■ **Assignment**
Go over the data and keep only the lines that include "Automatic".

#### Data provided ####

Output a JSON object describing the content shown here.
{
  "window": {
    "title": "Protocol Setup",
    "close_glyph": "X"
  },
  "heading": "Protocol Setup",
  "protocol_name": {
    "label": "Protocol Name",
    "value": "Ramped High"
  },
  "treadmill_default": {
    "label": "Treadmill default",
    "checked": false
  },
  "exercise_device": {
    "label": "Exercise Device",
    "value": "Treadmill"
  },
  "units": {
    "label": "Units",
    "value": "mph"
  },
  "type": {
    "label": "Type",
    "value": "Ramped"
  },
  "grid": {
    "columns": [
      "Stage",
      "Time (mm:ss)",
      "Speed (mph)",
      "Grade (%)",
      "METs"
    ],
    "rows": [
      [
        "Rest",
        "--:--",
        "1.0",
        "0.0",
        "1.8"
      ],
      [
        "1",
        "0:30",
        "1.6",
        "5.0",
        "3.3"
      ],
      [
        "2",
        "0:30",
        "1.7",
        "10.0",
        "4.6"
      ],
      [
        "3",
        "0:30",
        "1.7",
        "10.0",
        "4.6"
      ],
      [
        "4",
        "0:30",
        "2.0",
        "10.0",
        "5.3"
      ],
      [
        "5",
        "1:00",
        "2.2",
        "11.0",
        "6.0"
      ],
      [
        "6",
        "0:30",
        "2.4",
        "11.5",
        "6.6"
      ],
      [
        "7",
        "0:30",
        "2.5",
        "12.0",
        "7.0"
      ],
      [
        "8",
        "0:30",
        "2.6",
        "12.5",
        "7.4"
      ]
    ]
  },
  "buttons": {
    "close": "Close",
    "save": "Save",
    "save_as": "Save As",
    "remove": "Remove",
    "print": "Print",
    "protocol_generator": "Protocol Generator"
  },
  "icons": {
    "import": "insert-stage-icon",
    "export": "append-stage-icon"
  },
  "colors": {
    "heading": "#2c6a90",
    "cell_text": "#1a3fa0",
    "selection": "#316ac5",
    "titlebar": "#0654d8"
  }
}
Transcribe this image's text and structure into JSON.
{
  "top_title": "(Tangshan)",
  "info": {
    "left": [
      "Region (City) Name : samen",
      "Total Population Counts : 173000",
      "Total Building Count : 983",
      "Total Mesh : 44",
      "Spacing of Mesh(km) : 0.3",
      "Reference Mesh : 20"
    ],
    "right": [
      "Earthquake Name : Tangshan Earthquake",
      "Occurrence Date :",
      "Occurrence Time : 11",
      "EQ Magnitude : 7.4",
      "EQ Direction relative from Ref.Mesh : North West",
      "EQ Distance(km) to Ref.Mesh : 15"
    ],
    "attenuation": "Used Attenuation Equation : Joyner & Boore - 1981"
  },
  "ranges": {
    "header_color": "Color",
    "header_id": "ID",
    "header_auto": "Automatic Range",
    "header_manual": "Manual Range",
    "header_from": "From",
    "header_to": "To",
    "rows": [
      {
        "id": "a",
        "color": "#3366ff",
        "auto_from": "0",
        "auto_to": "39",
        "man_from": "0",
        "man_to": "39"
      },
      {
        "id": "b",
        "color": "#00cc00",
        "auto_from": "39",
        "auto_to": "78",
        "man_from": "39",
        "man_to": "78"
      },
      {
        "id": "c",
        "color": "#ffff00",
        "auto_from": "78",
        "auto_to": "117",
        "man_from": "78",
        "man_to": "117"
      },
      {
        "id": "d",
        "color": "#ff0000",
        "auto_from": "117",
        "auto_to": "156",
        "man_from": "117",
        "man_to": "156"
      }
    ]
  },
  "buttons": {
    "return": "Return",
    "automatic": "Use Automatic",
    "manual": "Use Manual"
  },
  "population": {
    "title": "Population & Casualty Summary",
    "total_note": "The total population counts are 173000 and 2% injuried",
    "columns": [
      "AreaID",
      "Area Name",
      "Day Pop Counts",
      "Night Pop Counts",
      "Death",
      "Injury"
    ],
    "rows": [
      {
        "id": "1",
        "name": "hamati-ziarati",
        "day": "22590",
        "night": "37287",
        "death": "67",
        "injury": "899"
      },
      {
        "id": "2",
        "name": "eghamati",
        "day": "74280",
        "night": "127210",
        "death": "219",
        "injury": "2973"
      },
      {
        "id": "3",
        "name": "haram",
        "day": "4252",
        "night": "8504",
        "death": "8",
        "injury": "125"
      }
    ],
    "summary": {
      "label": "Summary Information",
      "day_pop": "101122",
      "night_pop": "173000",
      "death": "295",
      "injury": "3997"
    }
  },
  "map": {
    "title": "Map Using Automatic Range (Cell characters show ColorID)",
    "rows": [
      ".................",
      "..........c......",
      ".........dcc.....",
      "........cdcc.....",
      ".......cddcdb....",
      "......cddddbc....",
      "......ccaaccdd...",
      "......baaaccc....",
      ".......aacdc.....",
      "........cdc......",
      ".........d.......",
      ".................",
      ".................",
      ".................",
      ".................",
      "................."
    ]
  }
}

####

■ **Written solution**
    "header_auto": "Automatic Range",
    "automatic": "Use Automatic",
    "title": "Map Using Automatic Range (Cell characters show ColorID)",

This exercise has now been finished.